For me, the distinctly Cypriot element of the dream is one which goes to our collective existence as a society. As Cypriots, we have the misfortune of building our dreams like castles in the sand (i.e. we pursue our individual aspirations on increasingly unstable foundations owing to the division and occupation of our country). There is always a risk that, even if we manage to have the kids, design the house or even build the pool and buy the car, everything could be lost in the blink of an eye. This is something previous generations are painfully aware of but which seems lost on those born after 1974. For this reason, the Cypriot dream must incorporate a collective aspiration for our country and for our society. For me, the Cypriot dream involves the family, the house and all that but it also involves walking around my city without having to show my passport. It encompasses exploring parts of my country which have shaped me even though I have never visited them, like Kyrenia or Famagusta. It must necessarily include setting up a peaceful society so that my kids can flourish without the fear that their life’s work will be taken from them in the blink of an eye.A.D.

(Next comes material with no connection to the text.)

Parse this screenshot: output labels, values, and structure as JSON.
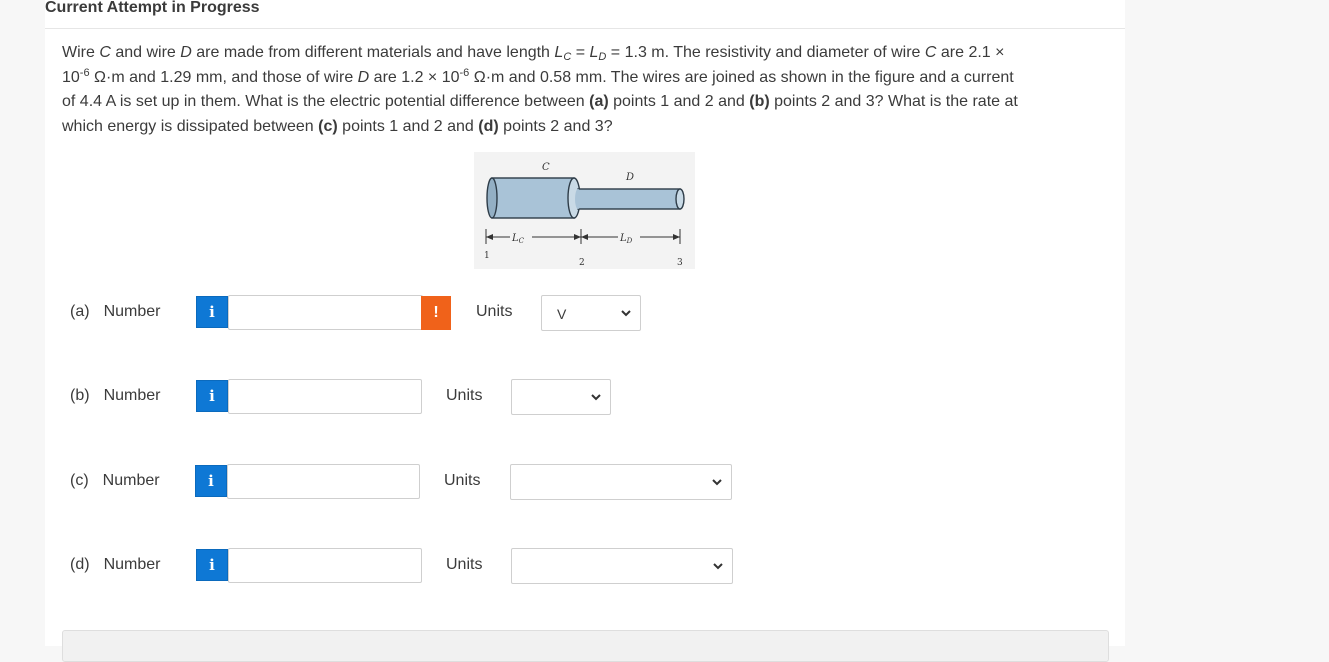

The Cypriot dream huh? I’d wish to have something positive to say as the word dream implies at least some positivity involved. However, as I believe the theme is to be a comparison with the much-discussed concept of the American Dream, I decided to approach it from this perspective. What dream drives the Cypriot mentality, and pushes people in their life, community and career choices, as well as their personal aspirations, behaviour towards themselves and towards others? A lot can be said about the relationship of Cypriots with money, and money certainly plays an important / formative role in the minds of Cypriots and their aspirations. However, I believe that money is only instrumental in its role in the Cypriot Dream. Something positive can be said for this part, as understanding money as instrumental, rather than an end in itself is something not all people / nations have managed to grasp, but I’m afraid the positivity ends here.

The Cypriot Dream, as I see it, is quite simple: we want rules to apply to everyone but ourselves, we want partiality and exception. This is the whole concept behind the much dreaded, much discussed, and much sought after Cypriot concept of “Meson.”

Cypriots, although publicly condemning the unfairness of people using “Meson” to skip queues, gain promotions or employment, gain privileged access to information, gain discounts at stores, have penalties forgiven to them, get their sons to a better “stratopedon” or even get the best meat from their local butchers, LOVE using this themselves, and see nothing wrong with the dissonance described above. Meson for the Cypriot, even if it is as trivial as getting an 8 euro parking ticket erased, (and that’s why money is only instrumental in the Cypriot dream) is a sign that you “made it” in Cyprus. It’s an affirmation that you have social worth and the utmost affirmation of your individuality, after all “na men mou to kameis EMENA?!” is a thought that passes through the minds of most Cypriots, when they are denied a favor in virtue of some existing law or procedure.

In Cyprus, you have self-actualized if you reach a social position, (it can be as random as being a minister’s hairdresser), where you have “meson”, and also importantly, you can provide “meson” to others. This is the Cypriot Dream.

As with the American dream, a lot can be said about the social and historical routes of the Cypriot Dream, but due to the word limit, I will only hint at one possible explanation: namely, the huge chunk of history where the island was under foreign rule and the large number of foreign rulers on the island, imposing laws in which Cypriots themselves had very little say. Having very little say on the laws and procedures imposed upon you, can lead to people acknowledging that, because they can’t change the rules for everyone, and also don’t have to be involved in understanding why certain rules are imposed, their only choice is to find a way to bypass the rules for themselves and their loved ones.A. C.